Wash peppers under cool, running water, using a soft vegetable brush. Cut bell peppers in half, then use the tip of your paring knife to remove the seeds, stem and fiber. Steam the halves if you're making a dish such as stuffed peppers. Other recipes may call for peppers cut into chunks. You can also steam whole peppers. Cut off the top, then scrape out the seeds, stems and fiber. Steam smaller peppers whole.
Protect your hands with gloves while cleaning hot chili peppers, then wash your hands even if you wear gloves. Never touch your eyes because hot peppers contain oils strong enough to cause painful burns. Because chili peppers are small in size, you can steam them whole, or you can cut them in half and use a spoon or knife to remove the fibers inside.
Steaming requires a deep saucepan with a lid and a metal colander or steamer that fits in the saucepan. If you want to steam whole bell peppers, use a steamer large enough to hold the peppers upright. Place about 2 inches of water in the pan. Don't use too much water — if the water is high enough to touch the bottom of the steamer, you'll end up with boiled peppers instead of steamed peppers.

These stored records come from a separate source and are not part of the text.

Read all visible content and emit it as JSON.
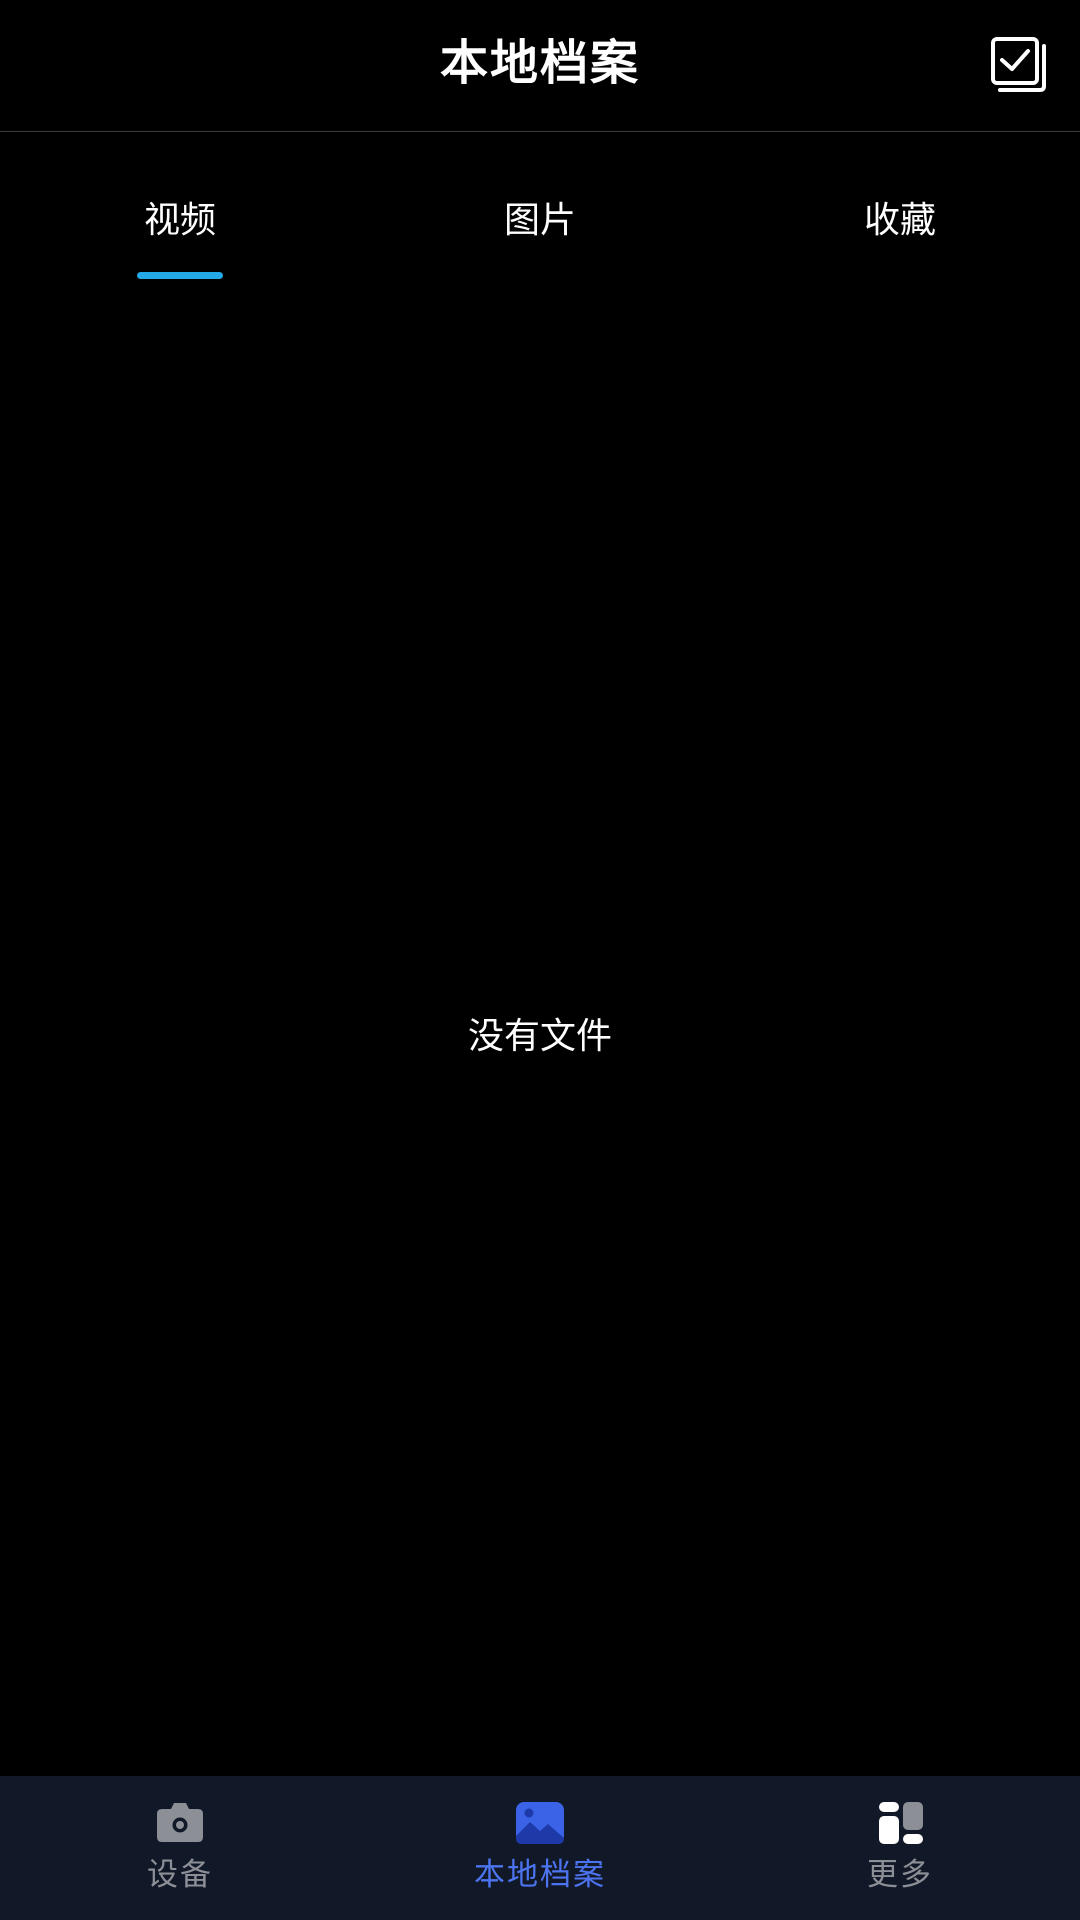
{
  "header": {
    "title": "本地档案",
    "select_icon": "checklist-icon"
  },
  "tabs": [
    {
      "label": "视频",
      "active": true
    },
    {
      "label": "图片",
      "active": false
    },
    {
      "label": "收藏",
      "active": false
    }
  ],
  "main": {
    "empty_text": "没有文件"
  },
  "bottom_nav": {
    "items": [
      {
        "label": "设备",
        "icon": "camera-icon",
        "active": false
      },
      {
        "label": "本地档案",
        "icon": "image-icon",
        "active": true
      },
      {
        "label": "更多",
        "icon": "grid-icon",
        "active": false
      }
    ]
  },
  "colors": {
    "background": "#000000",
    "tab_indicator": "#22a9e6",
    "nav_background": "#111827",
    "nav_active": "#4d74f0",
    "nav_inactive": "#8c8f96"
  }
}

To steam peppers, place the peppers in the basket when the water comes to a boil. Cover the pan tightly, then turn the burner down so the water simmers. Steam whole peppers for approximately 6 to 8 minutes, depending on the desired level of doneness. Pepper chunks or small, whole peppers steam in 2 to 5 minutes.